If one word could possibly describe the state of Atlanta’s public housing a decade ago, it would be “isolated.” Each of Atlanta’s blocky brick projects was its own dismal universe of poverty and crime — walled off psychologically and sometimes physically from the rest of the city. “Isolated” also sums up the inept agency that ran public housing there. The Atlanta Housing Authority had hunkered down, as bureaucracies under siege do, deflecting its many critics while doing little to improve the lives of thousands of families living in its slums.
But in the past eight years, everything has changed. Today in Atlanta, people talk about housing projects as “catalysts” for rejuvenating entire neighborhoods. As for the housing authority, city officials, developers, bankers, educators and ministers all describe it with a new word: “partner.” This is Renee Glover’s vocabulary. Since taking over as AHA’s executive director in 1994, Glover has done nothing less than transform the way Atlanta, and much of the country, talks about public housing.
Glover put Atlanta at the forefront of cities that began tearing down decrepit housing projects in the 1990s. Up from the rubble arose sparkling townhouse communities where poor public housing residents lived next door to middle-class people. By now, this is a familiar story in urban America, but Glover was the first local housing official to figure out how to make this idea work. What she proved, in one project after another, is that it’s possible to reconnect public housing residents with the larger community. “These communities had become separate worlds unto themselves,” Glover says. “We’re restoring the social contract for families where it had been severely broken.”
Glover is America’s maestro of mixed-income, mixed-finance development. She pulled AHA out of its bunker to forge ties not only with builders and bankers but also with foundations, the school board and the YMCA. Glover’s gift for dealmaking, honed during a previous career as a corporate lawyer, moved a dozen Atlanta redevelopments steadily along, even as projects in other cities languished. Using $186 million in federal funds, she leveraged a staggering $1.5 billion worth of mostly private investment for neighborhoods that many had previously written off. “Renee connected public housing in Atlanta with the world of modern real estate, capital and finance,” says Conrad Egan, director of policy at the National Housing Conference.
Comfortable as she is in corporate boardrooms, Glover’s passion really is for the families living in assisted housing. When she took the job, she was struck by the multi-generational poverty in the projects: Children whose mothers, grandmothers and great-grandmothers lived in public housing had little inspiration to leave. As Glover sees it, creating quality housing and stable neighborhoods are the first steps to breaking that cycle. “So many things have been said to these families: You are different, apart from, not a valuable member of society,” she says. “Our biggest challenge is reintegrating these families into the mainstream.”

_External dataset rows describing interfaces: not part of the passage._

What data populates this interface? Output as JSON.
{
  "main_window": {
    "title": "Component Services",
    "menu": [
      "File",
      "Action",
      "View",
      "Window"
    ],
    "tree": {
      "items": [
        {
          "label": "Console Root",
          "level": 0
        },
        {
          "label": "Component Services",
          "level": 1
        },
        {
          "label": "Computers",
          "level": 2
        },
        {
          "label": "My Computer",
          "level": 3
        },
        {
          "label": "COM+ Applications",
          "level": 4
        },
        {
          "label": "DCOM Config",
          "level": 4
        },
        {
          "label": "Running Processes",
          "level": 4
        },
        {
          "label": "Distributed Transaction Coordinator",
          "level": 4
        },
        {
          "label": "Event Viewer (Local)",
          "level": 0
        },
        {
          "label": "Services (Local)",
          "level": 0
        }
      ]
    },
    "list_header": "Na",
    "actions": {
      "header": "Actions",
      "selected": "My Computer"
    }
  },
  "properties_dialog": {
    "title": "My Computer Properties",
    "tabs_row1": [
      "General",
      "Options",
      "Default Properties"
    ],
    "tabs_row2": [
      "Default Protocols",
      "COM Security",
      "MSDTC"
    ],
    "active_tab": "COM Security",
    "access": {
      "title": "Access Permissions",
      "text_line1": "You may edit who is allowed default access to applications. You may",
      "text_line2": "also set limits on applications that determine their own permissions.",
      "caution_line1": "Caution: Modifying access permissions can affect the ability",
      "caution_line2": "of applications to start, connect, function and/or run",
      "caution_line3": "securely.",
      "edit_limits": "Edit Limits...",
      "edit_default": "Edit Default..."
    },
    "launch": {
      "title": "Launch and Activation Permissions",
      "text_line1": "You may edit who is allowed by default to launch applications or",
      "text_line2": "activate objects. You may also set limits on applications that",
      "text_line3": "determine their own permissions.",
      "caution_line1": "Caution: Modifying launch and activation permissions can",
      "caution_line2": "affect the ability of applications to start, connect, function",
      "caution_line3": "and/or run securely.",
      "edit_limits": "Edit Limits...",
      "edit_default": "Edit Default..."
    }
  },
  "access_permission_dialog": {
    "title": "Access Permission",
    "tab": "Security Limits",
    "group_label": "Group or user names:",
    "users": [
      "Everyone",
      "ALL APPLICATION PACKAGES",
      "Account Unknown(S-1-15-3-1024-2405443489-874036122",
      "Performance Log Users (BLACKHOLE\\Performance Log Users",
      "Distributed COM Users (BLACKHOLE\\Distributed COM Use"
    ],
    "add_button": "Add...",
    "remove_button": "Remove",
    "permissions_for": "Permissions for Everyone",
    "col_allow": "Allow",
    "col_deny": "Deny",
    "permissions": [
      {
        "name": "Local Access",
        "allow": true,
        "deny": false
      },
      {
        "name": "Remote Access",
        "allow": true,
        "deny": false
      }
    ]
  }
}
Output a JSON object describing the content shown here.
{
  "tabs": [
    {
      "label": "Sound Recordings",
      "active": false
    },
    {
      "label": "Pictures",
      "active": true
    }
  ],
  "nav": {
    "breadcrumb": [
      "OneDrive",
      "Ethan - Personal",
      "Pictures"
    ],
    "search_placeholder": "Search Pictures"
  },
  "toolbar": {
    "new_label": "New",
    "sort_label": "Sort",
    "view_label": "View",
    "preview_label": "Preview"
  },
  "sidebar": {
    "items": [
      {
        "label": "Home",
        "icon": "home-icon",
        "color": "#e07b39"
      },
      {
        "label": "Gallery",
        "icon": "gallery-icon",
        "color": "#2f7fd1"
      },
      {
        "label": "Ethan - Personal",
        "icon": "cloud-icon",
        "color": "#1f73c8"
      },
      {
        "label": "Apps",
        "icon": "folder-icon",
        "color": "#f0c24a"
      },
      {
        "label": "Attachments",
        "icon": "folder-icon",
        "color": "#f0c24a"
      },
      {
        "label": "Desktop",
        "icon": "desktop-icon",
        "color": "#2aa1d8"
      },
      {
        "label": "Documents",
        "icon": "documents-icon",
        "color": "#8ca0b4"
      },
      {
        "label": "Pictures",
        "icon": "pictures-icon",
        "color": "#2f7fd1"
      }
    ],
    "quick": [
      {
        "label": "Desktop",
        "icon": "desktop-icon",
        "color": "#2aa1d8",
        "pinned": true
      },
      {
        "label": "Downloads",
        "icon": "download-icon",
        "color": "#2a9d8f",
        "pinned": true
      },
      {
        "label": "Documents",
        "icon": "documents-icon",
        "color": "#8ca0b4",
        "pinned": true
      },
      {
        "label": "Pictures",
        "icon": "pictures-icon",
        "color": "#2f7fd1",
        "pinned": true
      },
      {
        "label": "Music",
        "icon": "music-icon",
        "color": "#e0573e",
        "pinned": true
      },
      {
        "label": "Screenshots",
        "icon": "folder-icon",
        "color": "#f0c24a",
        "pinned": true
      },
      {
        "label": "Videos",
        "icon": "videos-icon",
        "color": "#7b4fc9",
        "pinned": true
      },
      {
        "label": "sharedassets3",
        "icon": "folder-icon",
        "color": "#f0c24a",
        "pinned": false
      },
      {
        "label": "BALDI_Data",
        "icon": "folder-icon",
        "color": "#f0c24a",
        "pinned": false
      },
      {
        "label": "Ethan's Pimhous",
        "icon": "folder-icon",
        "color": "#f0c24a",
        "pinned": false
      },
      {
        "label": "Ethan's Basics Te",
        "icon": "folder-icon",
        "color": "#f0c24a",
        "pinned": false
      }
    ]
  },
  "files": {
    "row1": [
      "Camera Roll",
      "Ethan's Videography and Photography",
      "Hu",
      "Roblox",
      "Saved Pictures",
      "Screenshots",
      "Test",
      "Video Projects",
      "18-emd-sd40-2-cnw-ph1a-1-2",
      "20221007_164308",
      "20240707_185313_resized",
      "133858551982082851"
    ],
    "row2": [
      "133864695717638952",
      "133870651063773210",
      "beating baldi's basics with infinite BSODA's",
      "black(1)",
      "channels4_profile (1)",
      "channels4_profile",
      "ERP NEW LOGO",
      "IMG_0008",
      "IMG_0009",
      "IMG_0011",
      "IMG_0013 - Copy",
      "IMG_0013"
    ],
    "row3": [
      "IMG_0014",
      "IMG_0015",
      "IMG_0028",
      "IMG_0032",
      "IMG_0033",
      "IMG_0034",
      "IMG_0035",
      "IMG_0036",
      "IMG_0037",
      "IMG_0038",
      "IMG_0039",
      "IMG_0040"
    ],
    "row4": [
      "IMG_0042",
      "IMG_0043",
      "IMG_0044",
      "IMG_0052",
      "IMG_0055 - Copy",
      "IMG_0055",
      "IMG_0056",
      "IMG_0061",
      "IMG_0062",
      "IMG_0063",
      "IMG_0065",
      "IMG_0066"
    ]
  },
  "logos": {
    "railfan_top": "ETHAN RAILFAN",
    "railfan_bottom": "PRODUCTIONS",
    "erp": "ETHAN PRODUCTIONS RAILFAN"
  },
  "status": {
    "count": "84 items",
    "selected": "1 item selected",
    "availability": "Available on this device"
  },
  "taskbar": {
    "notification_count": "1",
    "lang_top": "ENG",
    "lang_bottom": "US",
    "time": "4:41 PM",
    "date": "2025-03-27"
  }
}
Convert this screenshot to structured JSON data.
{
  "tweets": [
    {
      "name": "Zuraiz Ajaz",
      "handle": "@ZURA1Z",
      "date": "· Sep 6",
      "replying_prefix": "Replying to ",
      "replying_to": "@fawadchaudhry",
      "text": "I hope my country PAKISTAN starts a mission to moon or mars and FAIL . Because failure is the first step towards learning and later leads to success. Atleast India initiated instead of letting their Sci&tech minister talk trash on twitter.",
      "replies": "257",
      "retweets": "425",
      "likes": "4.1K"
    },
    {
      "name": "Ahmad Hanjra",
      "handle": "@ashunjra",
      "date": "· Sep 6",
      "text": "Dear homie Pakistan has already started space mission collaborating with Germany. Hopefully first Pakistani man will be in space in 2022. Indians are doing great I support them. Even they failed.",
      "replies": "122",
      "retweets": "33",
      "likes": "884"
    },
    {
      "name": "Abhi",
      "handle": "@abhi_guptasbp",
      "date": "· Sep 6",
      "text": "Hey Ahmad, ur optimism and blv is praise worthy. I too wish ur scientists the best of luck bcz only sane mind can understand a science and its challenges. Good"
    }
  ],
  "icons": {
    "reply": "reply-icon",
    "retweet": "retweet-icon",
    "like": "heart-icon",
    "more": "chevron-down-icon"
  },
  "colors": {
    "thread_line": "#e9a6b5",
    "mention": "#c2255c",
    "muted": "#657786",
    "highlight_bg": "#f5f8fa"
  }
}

Glover’s approach is more than “knock down and rebuild.” She’s dramatically improved conditions in all public housing in Atlanta. She gives the credit to privatized management: As of last year, contractors have been handling all of AHA’s maintenance and rent collection. Glover also privatized the design and construction unit and the public relations shop. AHA’s payroll, which was notoriously bloated by patronage, is down from 1,400 to 380. Using new financial systems, this leaner staff got AHA’s books in order. When Glover started, AHA was considered a “troubled” agency by the U.S. Department of Housing and Urban Development. Now, it is considered a “high performer.”
Glover has her critics. Some argue that her privatizing binge went too far. Others say it’s unfair that some tenants of the demolished projects aren’t returning to the mixed-income townhouse communities. Yet one thing is clear about Atlanta: In isolation, public housing was rife with excuses. Now that it’s becoming part of the city again, it is providing answers.
— Christopher Swope
Photos by Robin Nelson